Required action>
Find every line in the entries that holds the string "chevron" and report it.
── Exercise data
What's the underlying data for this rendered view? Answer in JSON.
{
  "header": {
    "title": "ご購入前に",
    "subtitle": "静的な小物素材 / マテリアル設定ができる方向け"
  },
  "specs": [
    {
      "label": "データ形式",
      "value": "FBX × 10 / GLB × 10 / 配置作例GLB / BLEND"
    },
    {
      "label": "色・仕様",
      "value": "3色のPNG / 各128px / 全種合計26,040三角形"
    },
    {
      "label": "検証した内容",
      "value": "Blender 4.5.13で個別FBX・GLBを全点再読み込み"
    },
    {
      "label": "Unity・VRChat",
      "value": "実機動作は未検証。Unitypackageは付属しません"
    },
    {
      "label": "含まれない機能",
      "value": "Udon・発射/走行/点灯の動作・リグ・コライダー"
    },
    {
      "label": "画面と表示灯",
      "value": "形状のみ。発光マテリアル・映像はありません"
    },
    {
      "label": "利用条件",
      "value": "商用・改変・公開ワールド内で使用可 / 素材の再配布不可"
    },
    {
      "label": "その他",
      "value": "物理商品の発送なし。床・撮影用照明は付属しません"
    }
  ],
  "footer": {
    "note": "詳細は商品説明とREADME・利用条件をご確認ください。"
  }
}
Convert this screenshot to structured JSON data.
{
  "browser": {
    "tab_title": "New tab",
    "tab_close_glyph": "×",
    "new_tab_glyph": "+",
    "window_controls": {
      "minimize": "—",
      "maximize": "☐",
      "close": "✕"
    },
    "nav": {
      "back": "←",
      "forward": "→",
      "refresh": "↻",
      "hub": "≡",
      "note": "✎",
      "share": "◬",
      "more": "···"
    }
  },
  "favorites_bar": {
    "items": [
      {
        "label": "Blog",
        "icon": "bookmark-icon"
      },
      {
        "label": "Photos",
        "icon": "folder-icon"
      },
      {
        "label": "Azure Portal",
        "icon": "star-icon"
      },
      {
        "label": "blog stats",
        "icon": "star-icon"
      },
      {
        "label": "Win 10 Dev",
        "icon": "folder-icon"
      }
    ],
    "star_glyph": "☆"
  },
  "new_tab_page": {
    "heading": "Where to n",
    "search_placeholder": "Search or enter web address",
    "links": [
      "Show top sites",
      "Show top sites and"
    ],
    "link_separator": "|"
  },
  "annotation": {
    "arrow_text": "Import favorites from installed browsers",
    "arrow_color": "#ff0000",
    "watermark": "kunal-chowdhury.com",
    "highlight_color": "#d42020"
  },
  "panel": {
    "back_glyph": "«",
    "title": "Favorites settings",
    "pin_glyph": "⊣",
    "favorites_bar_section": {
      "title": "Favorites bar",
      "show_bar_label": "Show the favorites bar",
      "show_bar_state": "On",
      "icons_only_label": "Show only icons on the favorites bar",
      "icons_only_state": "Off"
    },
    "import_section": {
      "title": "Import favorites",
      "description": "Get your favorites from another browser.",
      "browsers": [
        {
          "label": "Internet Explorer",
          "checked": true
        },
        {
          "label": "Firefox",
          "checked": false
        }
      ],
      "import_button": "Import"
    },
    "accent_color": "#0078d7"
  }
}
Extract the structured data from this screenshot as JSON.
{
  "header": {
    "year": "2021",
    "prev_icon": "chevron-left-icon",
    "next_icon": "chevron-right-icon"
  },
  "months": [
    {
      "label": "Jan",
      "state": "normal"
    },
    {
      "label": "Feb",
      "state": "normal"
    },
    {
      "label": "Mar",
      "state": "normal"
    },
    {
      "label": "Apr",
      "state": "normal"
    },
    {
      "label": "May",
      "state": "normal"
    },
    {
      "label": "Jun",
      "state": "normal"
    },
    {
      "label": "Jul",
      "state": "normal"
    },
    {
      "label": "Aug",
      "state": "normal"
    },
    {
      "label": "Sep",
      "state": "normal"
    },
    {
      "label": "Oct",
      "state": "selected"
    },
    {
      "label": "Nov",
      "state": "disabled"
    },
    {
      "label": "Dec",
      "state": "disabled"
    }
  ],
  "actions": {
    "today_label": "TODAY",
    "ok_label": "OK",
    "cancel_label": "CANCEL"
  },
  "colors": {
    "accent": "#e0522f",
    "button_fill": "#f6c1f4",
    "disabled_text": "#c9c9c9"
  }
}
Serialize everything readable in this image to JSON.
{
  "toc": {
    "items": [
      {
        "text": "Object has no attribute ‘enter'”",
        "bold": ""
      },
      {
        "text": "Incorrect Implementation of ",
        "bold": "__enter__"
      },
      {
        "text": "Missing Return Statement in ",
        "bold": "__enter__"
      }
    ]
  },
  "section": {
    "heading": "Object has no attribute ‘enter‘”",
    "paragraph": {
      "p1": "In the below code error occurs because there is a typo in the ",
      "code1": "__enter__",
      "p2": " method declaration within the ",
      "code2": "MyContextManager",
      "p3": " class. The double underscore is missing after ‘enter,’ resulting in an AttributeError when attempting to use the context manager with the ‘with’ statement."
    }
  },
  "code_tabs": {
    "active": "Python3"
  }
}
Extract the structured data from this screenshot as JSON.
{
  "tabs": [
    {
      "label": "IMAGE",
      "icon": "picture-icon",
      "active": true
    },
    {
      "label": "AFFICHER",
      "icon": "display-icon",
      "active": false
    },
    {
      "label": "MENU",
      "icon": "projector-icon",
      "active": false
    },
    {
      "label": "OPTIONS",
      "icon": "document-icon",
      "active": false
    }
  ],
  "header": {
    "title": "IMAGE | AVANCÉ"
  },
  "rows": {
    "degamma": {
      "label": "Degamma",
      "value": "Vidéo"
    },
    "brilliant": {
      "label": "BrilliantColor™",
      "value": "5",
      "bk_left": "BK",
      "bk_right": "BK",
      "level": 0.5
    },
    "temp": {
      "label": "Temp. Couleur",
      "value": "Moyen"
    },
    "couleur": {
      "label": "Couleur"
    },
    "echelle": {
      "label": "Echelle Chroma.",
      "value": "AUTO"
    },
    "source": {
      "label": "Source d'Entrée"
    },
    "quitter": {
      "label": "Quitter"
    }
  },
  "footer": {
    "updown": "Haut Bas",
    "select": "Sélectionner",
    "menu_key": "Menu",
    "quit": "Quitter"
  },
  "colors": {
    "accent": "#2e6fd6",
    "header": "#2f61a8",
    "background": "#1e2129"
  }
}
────
Reply to the task>
    "prev_icon": "chevron-left-icon",
    "next_icon": "chevron-right-icon"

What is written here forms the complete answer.